==== Data for processing ====

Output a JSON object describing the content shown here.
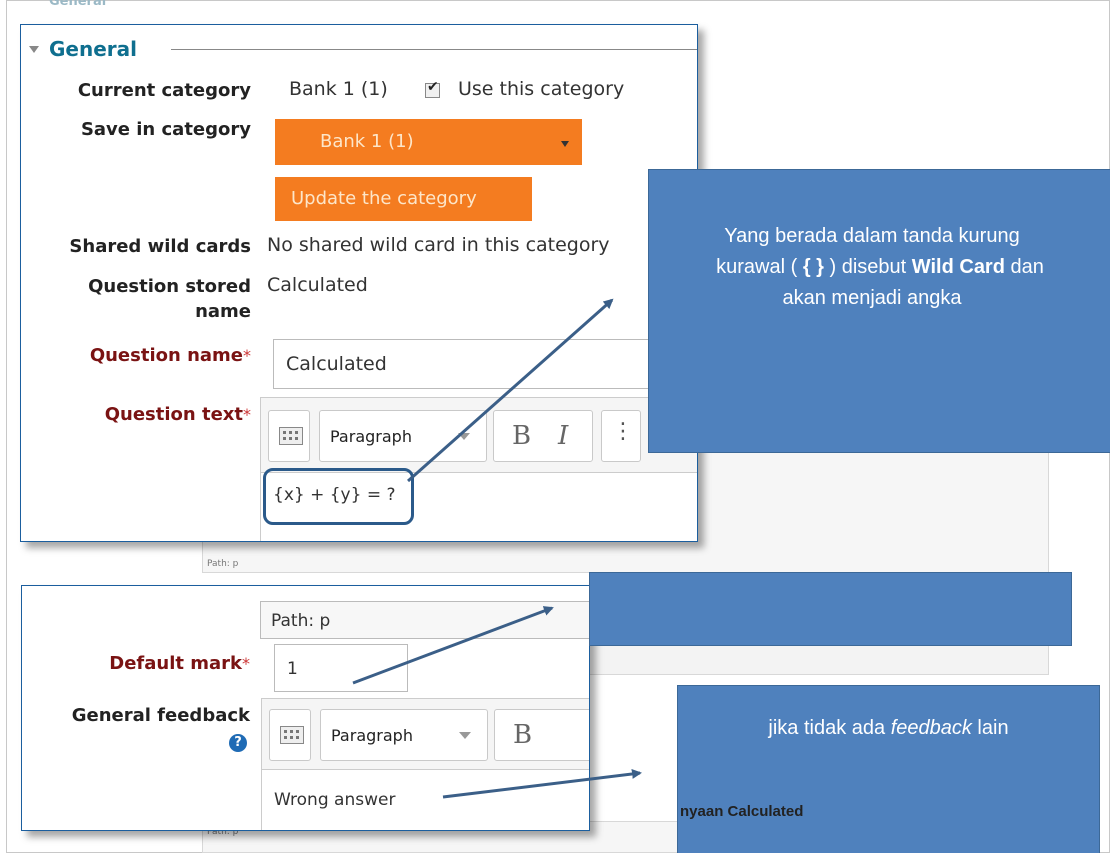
{
  "general": {
    "legend": "General",
    "fields": [
      {
        "label": "Current category",
        "value": "Bank 1 (1)",
        "checkbox_label": "Use this category",
        "checked": true
      },
      {
        "label": "Save in category",
        "select_value": "Bank 1 (1)",
        "button": "Update the category"
      },
      {
        "label": "Shared wild cards",
        "value": "No shared wild card in this category"
      },
      {
        "label_1": "Question stored",
        "label_2": "name",
        "value": "Calculated"
      },
      {
        "label": "Question name",
        "required_mark": "*",
        "value": "Calculated"
      },
      {
        "label": "Question text",
        "required_mark": "*",
        "format": "Paragraph",
        "bold": "B",
        "italic": "I",
        "content": "{x} + {y} = ?"
      }
    ]
  },
  "lower": {
    "path_text": "Path: p",
    "default_mark": {
      "label": "Default mark",
      "required_mark": "*",
      "value": "1"
    },
    "general_feedback": {
      "label": "General feedback",
      "help_icon": "?",
      "format": "Paragraph",
      "bold": "B",
      "content": "Wrong answer"
    }
  },
  "background": {
    "path_label": "Path: p",
    "path_label_bottom": "Path: p",
    "legend_peek": "General"
  },
  "callouts": {
    "wildcard": {
      "text_1": "Yang berada dalam tanda kurung",
      "text_2a": "kurawal ( ",
      "text_2b": "{ }",
      "text_2c": " ) disebut ",
      "text_2d": "Wild Card",
      "text_2e": " dan",
      "text_3": "akan menjadi angka"
    },
    "feedback": {
      "text_a": "jika tidak ada ",
      "text_b": "feedback",
      "text_c": " lain"
    },
    "caption_fragment": "nyaan Calculated"
  },
  "colors": {
    "orange": "#f47c20",
    "callout_blue": "#4f81bd",
    "legend_teal": "#0f6f8f",
    "required_red": "#7a1313"
  }
}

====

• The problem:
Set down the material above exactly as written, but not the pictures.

• Exercise output:
Output a JSON object describing the content shown here.
{
  "general": {
    "legend": "General",
    "fields": [
      {
        "label": "Current category",
        "value": "Bank 1 (1)",
        "checkbox_label": "Use this category",
        "checked": true
      },
      {
        "label": "Save in category",
        "select_value": "Bank 1 (1)",
        "button": "Update the category"
      },
      {
        "label": "Shared wild cards",
        "value": "No shared wild card in this category"
      },
      {
        "label_1": "Question stored",
        "label_2": "name",
        "value": "Calculated"
      },
      {
        "label": "Question name",
        "required_mark": "*",
        "value": "Calculated"
      },
      {
        "label": "Question text",
        "required_mark": "*",
        "format": "Paragraph",
        "bold": "B",
        "italic": "I",
        "content": "{x} + {y} = ?"
      }
    ]
  },
  "lower": {
    "path_text": "Path: p",
    "default_mark": {
      "label": "Default mark",
      "required_mark": "*",
      "value": "1"
    },
    "general_feedback": {
      "label": "General feedback",
      "help_icon": "?",
      "format": "Paragraph",
      "bold": "B",
      "content": "Wrong answer"
    }
  },
  "background": {
    "path_label": "Path: p",
    "path_label_bottom": "Path: p",
    "legend_peek": "General"
  },
  "callouts": {
    "wildcard": {
      "text_1": "Yang berada dalam tanda kurung",
      "text_2a": "kurawal ( ",
      "text_2b": "{ }",
      "text_2c": " ) disebut ",
      "text_2d": "Wild Card",
      "text_2e": " dan",
      "text_3": "akan menjadi angka"
    },
    "feedback": {
      "text_a": "jika tidak ada ",
      "text_b": "feedback",
      "text_c": " lain"
    },
    "caption_fragment": "nyaan Calculated"
  },
  "colors": {
    "orange": "#f47c20",
    "callout_blue": "#4f81bd",
    "legend_teal": "#0f6f8f",
    "required_red": "#7a1313"
  }
}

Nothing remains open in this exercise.